Entries from a dataset of interfaces
════════════════

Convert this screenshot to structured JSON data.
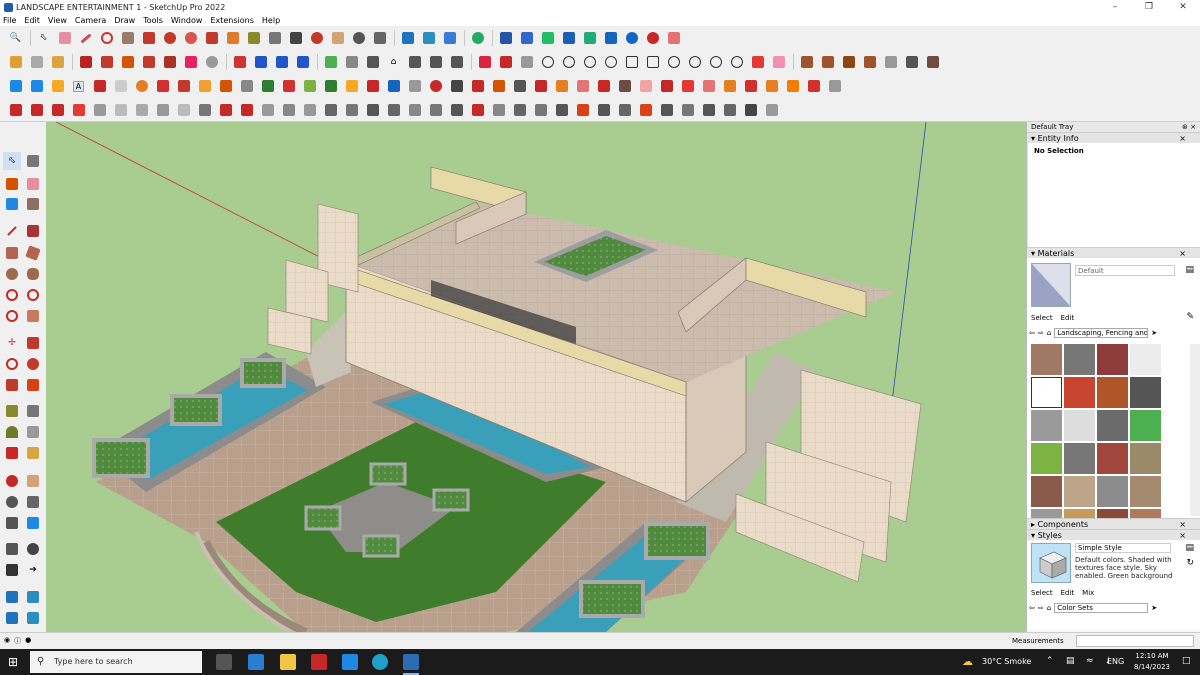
{
  "window": {
    "title": "LANDSCAPE ENTERTAINMENT 1 - SketchUp Pro 2022",
    "controls": [
      "–",
      "❐",
      "✕"
    ]
  },
  "menu": [
    "File",
    "Edit",
    "View",
    "Camera",
    "Draw",
    "Tools",
    "Window",
    "Extensions",
    "Help"
  ],
  "toolbar": {
    "tag_label": "A"
  },
  "colors": {
    "viewport_bg": "#a9cc91",
    "lawn": "#3f7d2d",
    "paving": "#b49a86",
    "water": "#3a9fb8",
    "wall": "#e3d4c4",
    "cap": "#c9c2a0"
  },
  "tray": {
    "title": "Default Tray",
    "entity_info": {
      "title": "Entity Info",
      "status": "No Selection"
    },
    "materials": {
      "title": "Materials",
      "current": "Default",
      "tabs": [
        "Select",
        "Edit"
      ],
      "library": "Landscaping, Fencing and \\"
    },
    "components": {
      "title": "Components"
    },
    "styles": {
      "title": "Styles",
      "name": "Simple Style",
      "description": "Default colors.  Shaded with textures face style.  Sky enabled.  Green background",
      "tabs": [
        "Select",
        "Edit",
        "Mix"
      ],
      "collection": "Color Sets"
    }
  },
  "statusbar": {
    "measurements_label": "Measurements"
  },
  "taskbar": {
    "search_placeholder": "Type here to search",
    "weather": "30°C  Smoke",
    "lang": "ENG",
    "time": "12:10 AM",
    "date": "8/14/2023"
  }
}
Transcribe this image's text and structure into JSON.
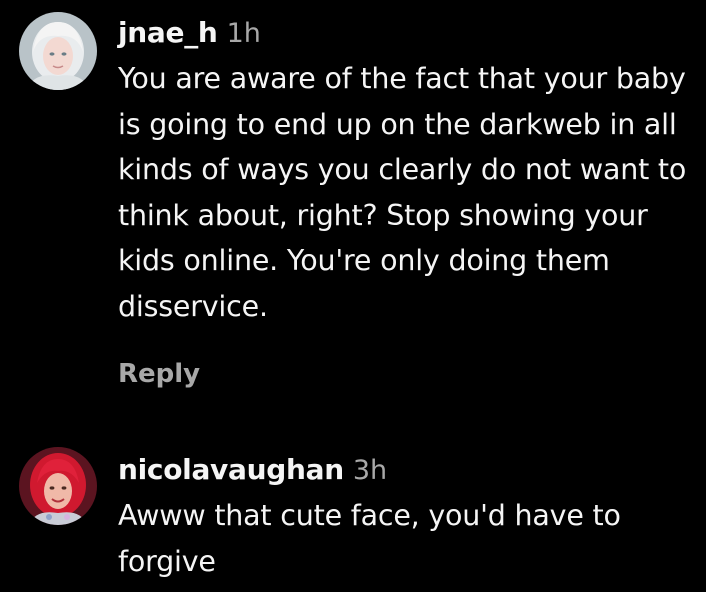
{
  "comments": [
    {
      "username": "jnae_h",
      "time": "1h",
      "text": "You are aware of the fact that your baby is going to end up on the darkweb in all kinds of ways you clearly do not want to think about, right? Stop showing your kids online. You're only doing them disservice.",
      "reply_label": "Reply"
    },
    {
      "username": "nicolavaughan",
      "time": "3h",
      "text": "Awww that cute face, you'd have to forgive"
    }
  ]
}
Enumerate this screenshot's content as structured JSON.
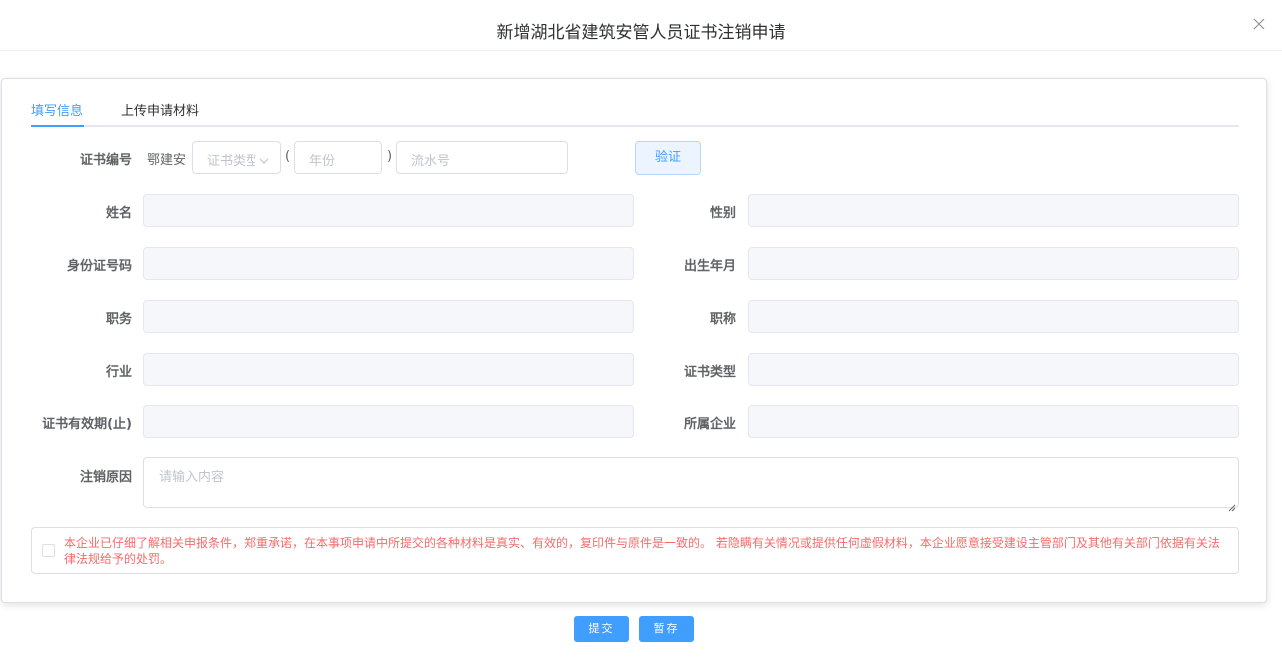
{
  "dialog": {
    "title": "新增湖北省建筑安管人员证书注销申请"
  },
  "tabs": [
    {
      "label": "填写信息",
      "active": true
    },
    {
      "label": "上传申请材料",
      "active": false
    }
  ],
  "cert_number": {
    "label": "证书编号",
    "prefix": "鄂建安",
    "type_placeholder": "证书类型",
    "open_paren": "(",
    "year_placeholder": "年份",
    "close_paren": ")",
    "serial_placeholder": "流水号",
    "verify_label": "验证"
  },
  "fields": {
    "name": "姓名",
    "gender": "性别",
    "id_number": "身份证号码",
    "birth": "出生年月",
    "position": "职务",
    "title": "职称",
    "industry": "行业",
    "cert_type": "证书类型",
    "validity": "证书有效期(止)",
    "company": "所属企业",
    "reason": "注销原因"
  },
  "reason_placeholder": "请输入内容",
  "commitment": "本企业已仔细了解相关申报条件，郑重承诺，在本事项申请中所提交的各种材料是真实、有效的，复印件与原件是一致的。 若隐瞒有关情况或提供任何虚假材料，本企业愿意接受建设主管部门及其他有关部门依据有关法律法规给予的处罚。",
  "footer": {
    "submit_label": "提交",
    "save_label": "暂存"
  },
  "colors": {
    "primary": "#409eff",
    "warning_text": "#f56c6c",
    "disabled_bg": "#f5f7fa"
  }
}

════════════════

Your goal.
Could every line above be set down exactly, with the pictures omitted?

Task output.
Convert this screenshot to structured JSON data.
{
  "window": {
    "title": "LANDSCAPE ENTERTAINMENT 1 - SketchUp Pro 2022",
    "controls": [
      "–",
      "❐",
      "✕"
    ]
  },
  "menu": [
    "File",
    "Edit",
    "View",
    "Camera",
    "Draw",
    "Tools",
    "Window",
    "Extensions",
    "Help"
  ],
  "toolbar": {
    "tag_label": "A"
  },
  "colors": {
    "viewport_bg": "#a9cc91",
    "lawn": "#3f7d2d",
    "paving": "#b49a86",
    "water": "#3a9fb8",
    "wall": "#e3d4c4",
    "cap": "#c9c2a0"
  },
  "tray": {
    "title": "Default Tray",
    "entity_info": {
      "title": "Entity Info",
      "status": "No Selection"
    },
    "materials": {
      "title": "Materials",
      "current": "Default",
      "tabs": [
        "Select",
        "Edit"
      ],
      "library": "Landscaping, Fencing and \\"
    },
    "components": {
      "title": "Components"
    },
    "styles": {
      "title": "Styles",
      "name": "Simple Style",
      "description": "Default colors.  Shaded with textures face style.  Sky enabled.  Green background",
      "tabs": [
        "Select",
        "Edit",
        "Mix"
      ],
      "collection": "Color Sets"
    }
  },
  "statusbar": {
    "measurements_label": "Measurements"
  },
  "taskbar": {
    "search_placeholder": "Type here to search",
    "weather": "30°C  Smoke",
    "lang": "ENG",
    "time": "12:10 AM",
    "date": "8/14/2023"
  }
}
Transcribe this image's text and structure into JSON.
{
  "comments": [
    {
      "username": "jnae_h",
      "time": "1h",
      "text": "You are aware of the fact that your baby is going to end up on the darkweb in all kinds of ways you clearly do not want to think about, right? Stop showing your kids online. You're only doing them disservice.",
      "reply_label": "Reply"
    },
    {
      "username": "nicolavaughan",
      "time": "3h",
      "text": "Awww that cute face, you'd have to forgive"
    }
  ]
}
Enumerate this screenshot's content as structured JSON.
{
  "dialog": {
    "title": "新增湖北省建筑安管人员证书注销申请"
  },
  "tabs": [
    {
      "label": "填写信息",
      "active": true
    },
    {
      "label": "上传申请材料",
      "active": false
    }
  ],
  "cert_number": {
    "label": "证书编号",
    "prefix": "鄂建安",
    "type_placeholder": "证书类型",
    "open_paren": "(",
    "year_placeholder": "年份",
    "close_paren": ")",
    "serial_placeholder": "流水号",
    "verify_label": "验证"
  },
  "fields": {
    "name": "姓名",
    "gender": "性别",
    "id_number": "身份证号码",
    "birth": "出生年月",
    "position": "职务",
    "title": "职称",
    "industry": "行业",
    "cert_type": "证书类型",
    "validity": "证书有效期(止)",
    "company": "所属企业",
    "reason": "注销原因"
  },
  "reason_placeholder": "请输入内容",
  "commitment": "本企业已仔细了解相关申报条件，郑重承诺，在本事项申请中所提交的各种材料是真实、有效的，复印件与原件是一致的。 若隐瞒有关情况或提供任何虚假材料，本企业愿意接受建设主管部门及其他有关部门依据有关法律法规给予的处罚。",
  "footer": {
    "submit_label": "提交",
    "save_label": "暂存"
  },
  "colors": {
    "primary": "#409eff",
    "warning_text": "#f56c6c",
    "disabled_bg": "#f5f7fa"
  }
}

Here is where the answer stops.